I Don’t Believe in Mutations?

A couple weeks ago I was alerted to a NPR blog with the title, “Why Do So Many Have Trouble Believing In Evolution?” The blog’s author, Dr. Marcelo Gleiser, is a theoretical physicist at Dartmouth College. Gleiser begins the blog with statistics from polls that show many people do not believe in evolution and how that relates to educational level and church attendance. He states, “Not surprisingly, and rather unfortunately, religious belief interferes with people’s understanding of what the theory of evolution says.”[1]

First of all the “theory of evolution” doesn’t say anything (this is the fallacy of reification). However, scientists do say things about evolution, and what they think about the unobservable past is greatly influenced by their “religious belief.” Especially when it comes to historical science (evolution and creation), the beliefs or presuppositions of the scientist play a major role in interpreting evidence in the present and the conclusions drawn about the past. Scientists such as myself begin with the inerrant Word of God and His eyewitness account from the beginning of time given in Genesis. Other scientists start with human opinion, imaginations, and ideas that are subjective and fallible.
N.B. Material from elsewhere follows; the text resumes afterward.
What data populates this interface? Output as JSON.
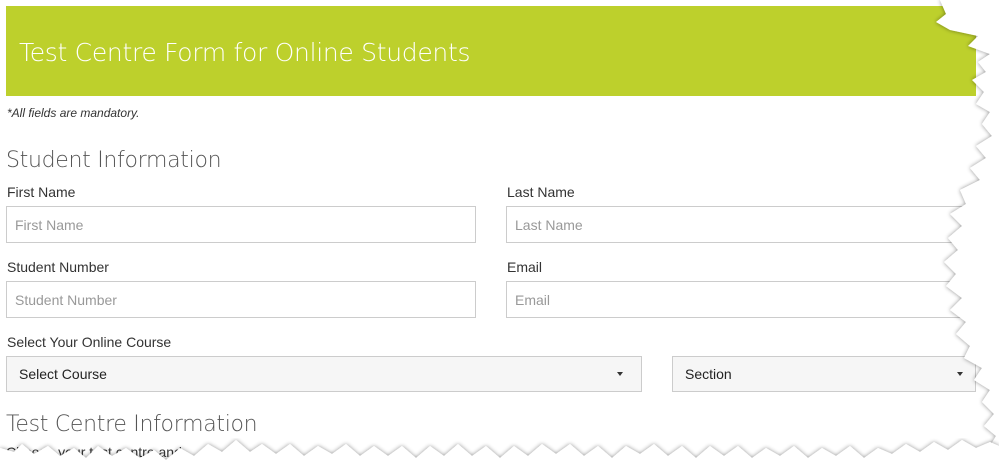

Gleiser states, “The evidence for evolution is overwhelming.” He discusses the fossil record and radiometric dating and then talks about “in-your-face evolution” giving the example of antibiotic resistant bacteria. He writes that, “. . . there are creationist scientists who claim that mutation is not the true mechanism of resistance.” As I read it I thought, “That’s unbelievable, who could that be?” only to discover he thinks it’s me!

He quotes from an article I wrote for Answers magazine entitled, “Antibiotic Resistance of Bacteria: An Example of Evolution in Action?” He argues that I think horizontal gene transfer (bacteria swapping DNA) is the only way that bacteria become antibiotic resistant. I honestly have to question if he read the article, because I wrote the following in that article:

Bacteria can gain resistance through two primary ways:

1. By mutation, and

2. By using a built in design feature to swap DNA (called horizontal gene transfer)—bacteria share resistance genes.

I clearly don’t argue that swapping DNA is the only way. In fact, I only wrote one paragraph about bacteria swapping DNA following a much lengthier discussion on the role of mutation. Mutation is what results in changes to genes that can then be swapped to gain antibiotic resistance. I have written numerous articles (and focused much of my research) on mutations resulting in change in bacteria, here are just a few:

Gleiser closes the blog with this:

Even though I’m not a believer, I wonder why those who are need to equate God with the hard work of designing people, bacteria, dinosaurs, or some 900,000 known species of insects. . . . Surely there are better ways to find God or other paths toward spiritual meaning in life?

For an omnipotent and omniscient God, creating was not “hard work.” He simply spoke and all things came into existence (Genesis 1). He didn’t create all the different species that we have today but rather created them according to their kind (for many organisms this is at the “family” level) and designed them with the ability to change and adapt in a post-Fall, post-Flood world leading to our modern species.

And God loved us so much that He sent His only Son, Jesus Christ, to die on the cross for us (John 3:16–17) so that our relationship with Him could be restored. There are not “better ways” or “other paths.” Jesus tells us in John 14:6 that “I am the way, the truth, and the life. No one comes to the Father except through Me.” May we pray that Dr. Gleiser and other scientists like him will come to the knowledge of the truth before it is too late.

Keep fighting the good fight of the faith!


[1] Marcelo Gleiser, “Why Do So Many Have Trouble Believing in Evolution?” January 18, 2012, npr.org.